Celebrating the Winter Solstice

December is named for the Roman goddess Decima, one of the three fates. The word “yule” comes from the Old Norse jol, which means midwinter and is celebrated on the shortest day of the year, December 21st. The old tradition was to have a vigil at a bonfire to make sure the sun did indeed rise again. This primeval custom evolved to become a storytelling evening and while it may well be too cold to sit outside in snow and sleet, congregating around a blazing hearth fire, dining, and talking deep into the night are still important for your community truly to know one another, impart wisdom, and speak of hopes and dreams.
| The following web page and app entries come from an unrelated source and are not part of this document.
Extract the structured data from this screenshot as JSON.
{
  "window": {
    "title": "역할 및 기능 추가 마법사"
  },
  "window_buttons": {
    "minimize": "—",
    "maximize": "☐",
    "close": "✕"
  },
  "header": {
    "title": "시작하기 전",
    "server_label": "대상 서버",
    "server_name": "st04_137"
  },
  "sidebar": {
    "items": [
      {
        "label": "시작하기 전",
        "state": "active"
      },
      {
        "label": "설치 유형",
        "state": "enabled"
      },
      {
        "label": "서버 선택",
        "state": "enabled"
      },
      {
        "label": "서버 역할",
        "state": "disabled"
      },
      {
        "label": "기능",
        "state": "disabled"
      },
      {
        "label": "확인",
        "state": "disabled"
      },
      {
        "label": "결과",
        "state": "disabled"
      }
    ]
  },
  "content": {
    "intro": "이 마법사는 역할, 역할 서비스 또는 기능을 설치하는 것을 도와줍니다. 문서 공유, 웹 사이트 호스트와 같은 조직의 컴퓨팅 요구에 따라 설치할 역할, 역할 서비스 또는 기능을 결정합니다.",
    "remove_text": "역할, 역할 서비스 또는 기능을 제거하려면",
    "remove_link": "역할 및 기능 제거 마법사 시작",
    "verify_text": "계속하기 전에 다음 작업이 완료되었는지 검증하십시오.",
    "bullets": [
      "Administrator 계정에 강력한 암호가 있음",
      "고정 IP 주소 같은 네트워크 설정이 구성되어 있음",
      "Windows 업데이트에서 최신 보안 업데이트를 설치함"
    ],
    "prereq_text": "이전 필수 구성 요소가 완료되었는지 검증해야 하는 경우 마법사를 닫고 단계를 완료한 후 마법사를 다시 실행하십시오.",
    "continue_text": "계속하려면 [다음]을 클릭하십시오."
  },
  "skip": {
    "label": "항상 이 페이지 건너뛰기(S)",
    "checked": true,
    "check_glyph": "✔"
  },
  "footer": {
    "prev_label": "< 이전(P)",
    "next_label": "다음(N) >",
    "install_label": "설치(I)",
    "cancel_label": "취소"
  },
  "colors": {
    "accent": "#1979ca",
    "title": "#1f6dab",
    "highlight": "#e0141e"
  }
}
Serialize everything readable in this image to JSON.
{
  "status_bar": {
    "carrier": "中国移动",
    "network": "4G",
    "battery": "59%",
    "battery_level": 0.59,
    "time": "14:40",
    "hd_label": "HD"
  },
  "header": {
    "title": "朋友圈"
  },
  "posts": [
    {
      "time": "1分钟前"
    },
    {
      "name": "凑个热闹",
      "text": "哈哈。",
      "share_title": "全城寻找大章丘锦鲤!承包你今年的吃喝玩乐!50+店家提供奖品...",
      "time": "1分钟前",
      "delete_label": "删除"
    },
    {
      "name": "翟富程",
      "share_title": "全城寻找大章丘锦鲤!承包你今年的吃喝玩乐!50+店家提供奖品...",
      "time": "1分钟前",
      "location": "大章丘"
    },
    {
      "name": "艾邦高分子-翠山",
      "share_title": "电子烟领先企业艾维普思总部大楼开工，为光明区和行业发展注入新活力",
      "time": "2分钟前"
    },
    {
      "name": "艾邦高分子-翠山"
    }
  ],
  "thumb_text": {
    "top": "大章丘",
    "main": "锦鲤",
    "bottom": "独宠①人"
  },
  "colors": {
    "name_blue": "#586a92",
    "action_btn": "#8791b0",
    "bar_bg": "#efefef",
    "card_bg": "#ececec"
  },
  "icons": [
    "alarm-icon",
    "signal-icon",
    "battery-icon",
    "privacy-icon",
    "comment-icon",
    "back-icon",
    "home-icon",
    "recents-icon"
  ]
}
Greet the new sun with stronger connections and a shared vision for the coming solar year. This path is not only about looking inward, but also about becoming attuned to the world around you—every leaf, stone, blade, flower, and seed; the highest calling of any pagan is to achieve harmony with the cycles of the natural world.
Kitchen Witchery
Saffron Serenity Spell
This evening ritual is a wonderful way to end the day. Light a yellow candle for mental clarity, and anoint it with calming and uplifting bergamot oil. Place a yellow rose in a vase to the left of the candle. To the right, place a bowl containing at least two citrine or quartz crystals.
Saffron water is made by boiling a single teaspoon of saffron from your cupboard in 2 quarts (2 liters) of distilled water. Let cool to room temperature and pour into the bowl of crystals. Put your hands together as in prayer and dip your hands in the bowl. Touch your third eye in the center of your forehead, anointing yourself with the saffron water. Now, speak aloud:
Goddess great, fill me with your presence
This night, I am whole and at peace.
Breathing in, breathing out,
I feel your safe embrace.
And so it is.



This extract is from Kitchen Witchery by Cerridwen Greenleaf. To get more great blog posts like this one – direct to your inbox – be sure to sign up to our mailing list here.